Embracing Diversity and Inclusion in IoT

Shannon Flynn -
IoT Diversity
Illustration: © IoT For All

The IoT sector is quickly becoming one of the most prominent parts of the technology industry. Experts expect global IoT spending to surpass $1 trillion by 2022 as smart devices become standard in consumer and commercial markets. As the sector grows, eyes are turning toward how it handles diversity and inclusion.

Diversity has traditionally been a stumbling point for technology companies. The industry has remained predominantly white and male, showing little progress since Silicon Valley started releasing diversity reports. As a comparatively new sector, the IoT has a chance to subvert this trend as it grows.

Thankfully, many IoT companies have showcased a commitment to diversity and inclusion. As more businesses embrace these initiatives, the tech sector as a whole will become more inclusive.

Inclusive Education Investment

The tech sector’s diversity problem starts with education. White students make up most STEM graduates, and many STEM (science, technology, engineering, mathematics) programs skew heavily male. Cultivating engagement and success in more diverse student populations will provide tech companies with a more well-rounded talent pool.

A tech non-profit called CodeSquad is bringing diversity to the IoT industry by addressing this issue. The organization trains students from diverse urban communities in Boston in software development, creating a pipeline to successful tech careers. Unlike most traditional STEM education programs, 60% of the participants are women, and most are people of color.

Programs like this help connect IoT companies with a more inclusive body of job applicants. As they foster more diversity in STEM education, they cultivate inclusion in tomorrow’s tech workforce. Success stories from these programs can also encourage more minority students to pursue a career in IoT.

Look Internationally for Expertise

Another way the IoT sector promotes diversity is by looking outside America’s borders for talent. The H-1B visa program provides a way for international employees to come to the U.S. and work in specialty occupations. The country grants 58,200 H-1B visas a year, many of which go to tech employees.

Key players in the IoT industry like Cognizant, Google, and IBM have led the nation in H-1B applications so far in 2021. By bringing in so many employees from other countries, these companies bring ideas and perspectives from various cultures and regions. The diversity of their workforce expands, and these diverse perspectives foster a culture of inclusion.

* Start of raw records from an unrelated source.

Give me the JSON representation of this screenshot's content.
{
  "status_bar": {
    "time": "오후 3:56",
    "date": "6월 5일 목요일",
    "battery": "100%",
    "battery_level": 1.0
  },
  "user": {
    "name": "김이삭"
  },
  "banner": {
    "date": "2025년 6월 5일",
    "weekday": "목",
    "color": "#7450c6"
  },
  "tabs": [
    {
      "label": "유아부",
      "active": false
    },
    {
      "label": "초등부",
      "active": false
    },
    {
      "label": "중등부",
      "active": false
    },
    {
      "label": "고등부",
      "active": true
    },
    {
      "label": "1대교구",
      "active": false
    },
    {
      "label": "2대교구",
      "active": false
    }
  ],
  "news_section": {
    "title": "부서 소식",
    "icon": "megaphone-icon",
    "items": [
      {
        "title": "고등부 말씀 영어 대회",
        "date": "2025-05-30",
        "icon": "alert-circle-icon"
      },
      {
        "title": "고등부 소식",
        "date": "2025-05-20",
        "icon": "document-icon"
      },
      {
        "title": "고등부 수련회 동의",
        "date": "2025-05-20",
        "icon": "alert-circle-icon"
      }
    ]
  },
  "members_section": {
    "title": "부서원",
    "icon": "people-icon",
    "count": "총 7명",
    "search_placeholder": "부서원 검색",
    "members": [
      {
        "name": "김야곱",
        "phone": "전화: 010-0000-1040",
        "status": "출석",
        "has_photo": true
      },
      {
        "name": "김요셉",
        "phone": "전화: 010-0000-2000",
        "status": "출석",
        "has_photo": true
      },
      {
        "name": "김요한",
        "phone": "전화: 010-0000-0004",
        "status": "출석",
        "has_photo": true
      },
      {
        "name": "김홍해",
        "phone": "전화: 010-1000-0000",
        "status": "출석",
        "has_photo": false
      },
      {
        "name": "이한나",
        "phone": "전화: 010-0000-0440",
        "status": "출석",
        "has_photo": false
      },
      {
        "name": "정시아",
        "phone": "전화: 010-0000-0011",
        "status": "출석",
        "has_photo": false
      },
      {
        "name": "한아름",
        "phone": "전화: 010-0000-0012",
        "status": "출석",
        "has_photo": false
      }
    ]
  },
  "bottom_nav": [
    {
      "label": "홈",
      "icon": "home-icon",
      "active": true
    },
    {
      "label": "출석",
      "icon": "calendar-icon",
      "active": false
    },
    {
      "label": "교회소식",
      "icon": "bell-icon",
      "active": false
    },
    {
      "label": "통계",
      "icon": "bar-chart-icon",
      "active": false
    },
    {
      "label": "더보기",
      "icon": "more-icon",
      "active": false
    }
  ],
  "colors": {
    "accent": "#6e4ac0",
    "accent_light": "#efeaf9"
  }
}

H-1B visas are temporary, so these employees don’t stay with these companies for long. Still, this program helps IoT companies reach a diverse workforce to help mitigate the tech labor shortage.

Providing Diverse Data Sets for AI Training

The IoT industry also helps improve diversity and inclusion in other related sectors. The AI industry, in particular, needs diversity at every step to ensure algorithms don’t exhibit human biases. A significant part of that is acquiring diverse data sets, which the IoT sector helps provide.

Since IoT adoption and implementation is so broad, IoT devices are an ideal way to gather data across various demographics. Take smart speakers, for example. Smart speaker ownership is relatively even across different ethnicities, with 26% of users being Hispanic and 19% black. Data from these devices won’t heavily skew towards any one race or ethnicity.

With IoT devices providing more diverse data sets, AI developers can prevent bias and unrepresentative training pools. Some AI companies, like Amazon and Google, produce their own IoT devices, too, making this connection more seamless. As IoT adoption grows, this data will come from an even more diverse user base, further improving AI ethics.

Embrace Accountability in Inclusion

Many IoT companies have also joined diversity and inclusion pacts. These agreements hold businesses accountable, driving them to commit to promoting inclusivity within their workplaces. One of the most notable of these efforts is the UN’s Women’s Empowerment Principles (WEP).

Signatories of the WEP pledge to undertake several inclusion initiatives, including promoting education and professional development for women. The WEP’s signatories include major IoT brands like Nokia, Hewlett Packard, and Sharp. By pledging these principles, these companies embrace accountability in improving their workplace inclusion.

These agreements are public statements of commitment to diversity and inclusion. In addition to holding companies accountable in this area, they show future IoT professionals space for them within the workforce. By demonstrating inclusivity this way, IoT companies encourage professionals from a broader range of backgrounds to pursue a career in the industry.

DEI and IoT Success

Despite historical problems with inclusion, tech sectors like the IoT need diversity. Bringing in varying perspectives and experiences will drive innovation and promote more ethical tech governance. As the IoT expands, a commitment to increasing diversity within the workplace can help push it further.

Many IoT companies have embraced diversity and inclusion, but there’s still a long way to go. Progress will likely take time, but with enough effort in these areas, the IoT industry can create a more equitable future.

Shannon Flynn - Technology Writer, ReHack

Guest Writer
Guest Writer
Guest writers are IoT experts and enthusiasts interested in sharing their insights with the IoT industry through IoT For All.
Guest writers are IoT experts and enthusiasts interested in sharing their insights with the IoT industry through IoT For All.